The case was submitted on briefs.
Antone B. Cruz for the defendant.
Paul F. Walsh. Jr., District Attorney, & Elspeth B. Cypher, Assistant District Attorney, for the Commonwealth.
There had been evidence of five masked men robbing at gunpoint hosts and guests at a gambling party at 63 Hargraves Street, Fall River. The defendant appeals his convictions of armed robbery while masked and a related charge. Notwithstanding his mask, which covered his face from the nose down, several witnesses identified the defendant as one of the masked men by, among other things, voice, height, eyes, and facial contour. Earlier that night, the defendant had been a guest at the party. He was also known to his host and another guest by prior acquaintance. During his closing argument, defense counsel urged upon the jury the difficulty of making an identification of a masked person. In response, the prosecutor, when he closed, put a handkerchief in front of his face in the ways (there were variations) the witnesses had described. The prosecutor went on to say:
"None of you, as far as I know, to me, have seen me prior to Monday morning of this week. But when I held up a handkerchief in front of my face a moment ago, did you have difficulty with the fact that it was still me behind the handkerchief? Why not? Because you recognized me. That's not the kind of a mask, now that you've seen me and you know what I look like, that, if I put it on, it's not going to fool you into not being able to tell who I am. I'm going to need to do better than that. I'm going to need to get one of those Halloween masks that completely covers my whole face, my hair, and everything else, to have a chance at fooling you. Why? Because you know me."
At the end of the prosecutor's closing, defense counsel moved for a mistrial, arguing that the prosecutor "has now put himself in as part of evidence." The motion for a mistrial was denied, and that denial is the asserted error on appeal. There was no error. Demonstrating by gesture and with an everyday personal accessory to illustrate what had been testified to did not constitute introducing material from outside the record. Contrast Commonwealth v. Hoppin, 13 Mass. App. Ct. 36 , 38, S.C., 387 Mass. 25 , 30-31 (1982), in which a piece of rawhide was displayed which the jury
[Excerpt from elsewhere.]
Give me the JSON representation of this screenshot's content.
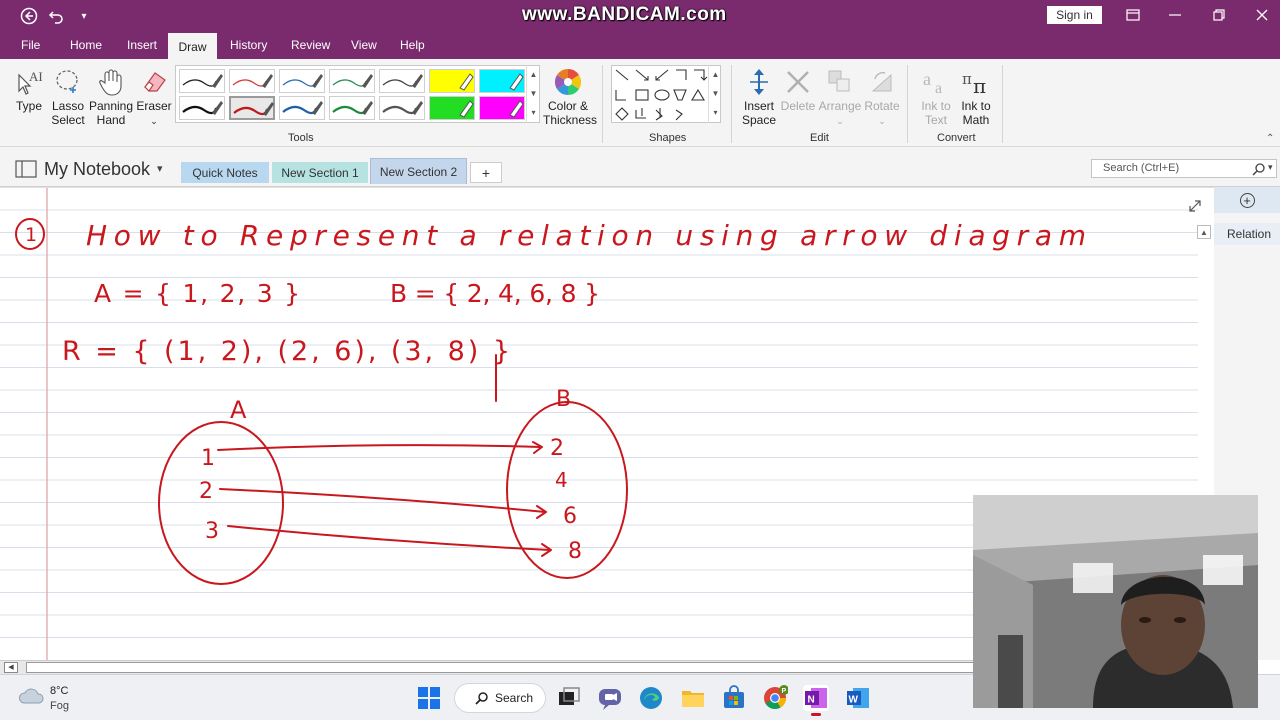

might have thought was the leather thong referred to in testimony and, if so considered, would have added much to the Commonwealth's case. Here, by contrast, there was no hint that the handkerchief was anything other than the prosecutor's. Unlike the leather thong in Hoppin, the demonstration was not of a kind likely to stir unfairly the emotions of the jury. Nor, contextually, did the handkerchief demonstration constitute the prohibited practice of displaying to the jury objects not admitted in evidence. Commonwealth v. Hoppin, 387 Mass. at 30.